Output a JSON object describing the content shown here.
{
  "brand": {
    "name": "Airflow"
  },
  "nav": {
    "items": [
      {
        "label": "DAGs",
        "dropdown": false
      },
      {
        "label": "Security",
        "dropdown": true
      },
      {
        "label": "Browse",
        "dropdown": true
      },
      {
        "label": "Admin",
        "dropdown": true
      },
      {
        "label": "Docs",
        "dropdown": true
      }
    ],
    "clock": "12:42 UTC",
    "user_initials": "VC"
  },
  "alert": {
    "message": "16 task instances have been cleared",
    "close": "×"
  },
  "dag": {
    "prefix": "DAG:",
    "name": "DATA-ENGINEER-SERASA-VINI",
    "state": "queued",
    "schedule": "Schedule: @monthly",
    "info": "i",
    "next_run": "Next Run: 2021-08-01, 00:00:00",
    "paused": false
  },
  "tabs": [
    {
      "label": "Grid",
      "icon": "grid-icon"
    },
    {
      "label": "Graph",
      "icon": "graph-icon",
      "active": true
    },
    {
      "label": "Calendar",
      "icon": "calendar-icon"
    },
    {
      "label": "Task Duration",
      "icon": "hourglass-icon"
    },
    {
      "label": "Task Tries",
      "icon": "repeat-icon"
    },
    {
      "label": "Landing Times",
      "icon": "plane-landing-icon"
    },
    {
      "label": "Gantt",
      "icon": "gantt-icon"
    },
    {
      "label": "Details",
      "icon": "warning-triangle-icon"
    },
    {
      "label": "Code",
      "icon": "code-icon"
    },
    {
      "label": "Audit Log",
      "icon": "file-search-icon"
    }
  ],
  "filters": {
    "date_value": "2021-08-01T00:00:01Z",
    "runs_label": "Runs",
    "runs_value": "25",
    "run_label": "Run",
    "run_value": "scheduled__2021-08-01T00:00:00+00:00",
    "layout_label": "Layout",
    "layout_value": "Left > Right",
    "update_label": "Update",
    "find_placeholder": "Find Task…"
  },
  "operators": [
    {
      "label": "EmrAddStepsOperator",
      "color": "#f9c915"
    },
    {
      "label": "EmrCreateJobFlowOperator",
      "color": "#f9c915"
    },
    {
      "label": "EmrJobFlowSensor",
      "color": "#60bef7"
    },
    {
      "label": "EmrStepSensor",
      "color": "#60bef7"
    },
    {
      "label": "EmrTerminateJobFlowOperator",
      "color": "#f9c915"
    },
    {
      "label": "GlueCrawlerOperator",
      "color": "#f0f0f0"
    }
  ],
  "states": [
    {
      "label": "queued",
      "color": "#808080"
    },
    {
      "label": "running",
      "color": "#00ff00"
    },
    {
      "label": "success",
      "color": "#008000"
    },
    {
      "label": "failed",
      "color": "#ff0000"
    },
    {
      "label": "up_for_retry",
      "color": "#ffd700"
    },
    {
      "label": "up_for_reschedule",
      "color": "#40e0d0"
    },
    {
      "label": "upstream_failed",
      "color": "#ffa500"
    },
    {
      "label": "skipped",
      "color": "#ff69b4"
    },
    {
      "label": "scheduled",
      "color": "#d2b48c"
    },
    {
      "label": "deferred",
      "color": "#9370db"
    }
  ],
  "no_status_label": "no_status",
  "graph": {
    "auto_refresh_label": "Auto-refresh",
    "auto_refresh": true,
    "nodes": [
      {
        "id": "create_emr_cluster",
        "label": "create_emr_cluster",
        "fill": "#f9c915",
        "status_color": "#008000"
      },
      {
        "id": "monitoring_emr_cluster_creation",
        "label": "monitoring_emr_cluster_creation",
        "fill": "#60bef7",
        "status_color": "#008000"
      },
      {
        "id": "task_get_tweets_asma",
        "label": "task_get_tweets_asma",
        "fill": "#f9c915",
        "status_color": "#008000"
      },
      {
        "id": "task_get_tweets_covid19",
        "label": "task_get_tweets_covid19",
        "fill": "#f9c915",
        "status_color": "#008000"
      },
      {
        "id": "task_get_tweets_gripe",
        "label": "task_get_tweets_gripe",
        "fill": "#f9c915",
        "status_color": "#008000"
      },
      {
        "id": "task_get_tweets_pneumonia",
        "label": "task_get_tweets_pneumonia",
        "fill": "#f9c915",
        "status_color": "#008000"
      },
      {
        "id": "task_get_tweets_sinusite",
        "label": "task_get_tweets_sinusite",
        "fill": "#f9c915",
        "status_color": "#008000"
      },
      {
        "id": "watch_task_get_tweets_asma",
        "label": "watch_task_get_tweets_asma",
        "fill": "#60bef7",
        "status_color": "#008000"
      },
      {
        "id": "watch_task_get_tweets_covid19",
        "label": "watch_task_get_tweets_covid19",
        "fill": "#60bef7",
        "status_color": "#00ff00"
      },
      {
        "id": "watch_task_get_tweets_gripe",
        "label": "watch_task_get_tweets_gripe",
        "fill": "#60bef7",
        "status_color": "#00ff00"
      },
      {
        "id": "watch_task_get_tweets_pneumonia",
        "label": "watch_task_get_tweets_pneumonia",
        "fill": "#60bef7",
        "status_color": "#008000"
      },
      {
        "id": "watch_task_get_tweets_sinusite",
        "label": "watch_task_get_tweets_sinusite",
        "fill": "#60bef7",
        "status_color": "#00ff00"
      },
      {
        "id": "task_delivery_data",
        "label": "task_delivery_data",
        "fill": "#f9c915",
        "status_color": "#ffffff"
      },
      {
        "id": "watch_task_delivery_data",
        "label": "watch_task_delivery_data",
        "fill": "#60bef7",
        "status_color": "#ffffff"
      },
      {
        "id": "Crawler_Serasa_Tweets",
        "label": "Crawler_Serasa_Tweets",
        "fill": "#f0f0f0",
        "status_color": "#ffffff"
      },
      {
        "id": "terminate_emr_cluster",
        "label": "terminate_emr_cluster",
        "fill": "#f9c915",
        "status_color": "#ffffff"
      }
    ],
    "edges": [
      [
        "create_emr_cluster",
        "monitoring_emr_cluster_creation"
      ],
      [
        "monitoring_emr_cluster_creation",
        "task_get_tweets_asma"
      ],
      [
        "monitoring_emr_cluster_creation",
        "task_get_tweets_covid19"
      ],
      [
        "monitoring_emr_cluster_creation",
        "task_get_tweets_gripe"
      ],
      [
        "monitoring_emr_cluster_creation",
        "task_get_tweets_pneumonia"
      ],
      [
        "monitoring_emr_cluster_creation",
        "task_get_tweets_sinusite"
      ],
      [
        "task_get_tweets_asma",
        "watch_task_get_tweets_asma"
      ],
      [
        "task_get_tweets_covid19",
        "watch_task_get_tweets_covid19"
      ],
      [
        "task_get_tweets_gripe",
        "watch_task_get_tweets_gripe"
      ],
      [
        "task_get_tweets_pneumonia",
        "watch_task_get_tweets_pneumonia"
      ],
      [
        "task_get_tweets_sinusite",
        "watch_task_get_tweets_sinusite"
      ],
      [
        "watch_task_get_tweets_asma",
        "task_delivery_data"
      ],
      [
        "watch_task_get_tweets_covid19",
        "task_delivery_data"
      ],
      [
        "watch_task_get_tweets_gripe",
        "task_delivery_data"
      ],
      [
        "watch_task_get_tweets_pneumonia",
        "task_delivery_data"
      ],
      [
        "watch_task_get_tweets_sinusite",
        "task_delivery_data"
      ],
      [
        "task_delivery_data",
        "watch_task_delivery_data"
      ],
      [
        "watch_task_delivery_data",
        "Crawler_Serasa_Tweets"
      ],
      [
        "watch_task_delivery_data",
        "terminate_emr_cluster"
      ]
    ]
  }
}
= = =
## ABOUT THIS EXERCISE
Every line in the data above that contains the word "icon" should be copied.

## COMPLETED EXERCISE
      "icon": "grid-icon"
      "icon": "graph-icon",
      "icon": "calendar-icon"
      "icon": "hourglass-icon"
      "icon": "repeat-icon"
      "icon": "plane-landing-icon"
      "icon": "gantt-icon"
      "icon": "warning-triangle-icon"
      "icon": "code-icon"
      "icon": "file-search-icon"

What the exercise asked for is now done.